Also, if you enjoyed reading about Frau B, you might find it interesting. It’s not about her (I promise!) but it’s set in a nursing home. I can’t guarantee anything but I hope one or two bits might make you smile.

I don’t need any fancy literary criticism. I’d just like an honest answer to the questions: Did you like it? Hate it? Something in between? And: would you read on? If you can also say why, then we could be literary friends for life!

Also: the reason I’m looking for strangers is because friends are too nice. They say kind things because they know the truth might make you throw away your quill or close over your laptop forever in despair.

 

The only Iraqi man I’ve ever met.

I wrote this piece on Tuesday night/Wednesday morning when news of the withdrawal was still in the headlines. Today I clicked on to BBC news to see that co-ordinated bomb attacks in Bagdhad had killed 63 and injured around 185.
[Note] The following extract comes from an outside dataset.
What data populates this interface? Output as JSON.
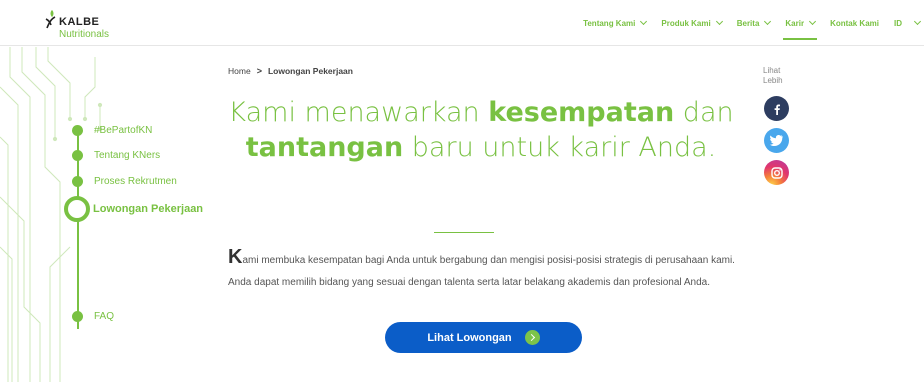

A couple of years ago, I sat opposite an Iraqi man while he cursed at me. I was volunteering with an asylum-seeker mentorship programme and I was supposed to be teaching him English. He was showing me video images of bombings in his town that he’d taken on his mobile phone. He had a brutal glare and I was scared of him. He was hissing something at me that I can’t recall. I remember his eyes were lit up and that I didn’t know what to say. There was another student at the table, fidgeting.

I thought of him when the war in Iraq was declared over last week. And then again when I listened to a commentator on Pat Kenny talk about how the withdrawal of American troops was muted, because the operation hadn’t been a success.

In 2006 the UN estimated that over one hundred Iraqi civilians a day were being killed. In the end the number for that year turned out to be 34,000, amounting to 93 per day. On a single day in November, 200 died in an attack on Baghdad. According to antiwar.com, 4484 US soldiers lost their lives since the invasion of Iraq in 2003. The last fatality was on November 14, just before Thanksgiving.

And there was the suicide of David Kelly in July 2003. I remember watching the coverage of the Hutton Inquiry in my pyjamas and wondering what a “sexed-up” dossier was.

In 2006 I was starting university. I counted balancing writing essays on Jane Austen with late nights out as one of my greatest concerns. I didn’t lose sleep over the 93 a day.

And yet, like everyone else, one of my biggest fears is losing somebody I love. It’s impossible to imagine the suffering of war, the little dominoes of grief tumbling as one life after another falls to pieces.

I follow the official blog of the British troops in Afghanistan. They use a WordPress account, like this one. Every few days the death of a soldier is announced, with a short bio, featuring his or her military rank and how their death occurred. You can leave comments. People do.

It makes me realise how little I know about the world, how, against the odds, my life has occurred in a peaceful place at a peaceful time. I don’t give thanks for this often enough.

I’ve no idea if the Iraqi was granted asylum. Most likely, he’s still in a centre somewhere, awaiting his hearing and measuring his life out in insipid cantine meals.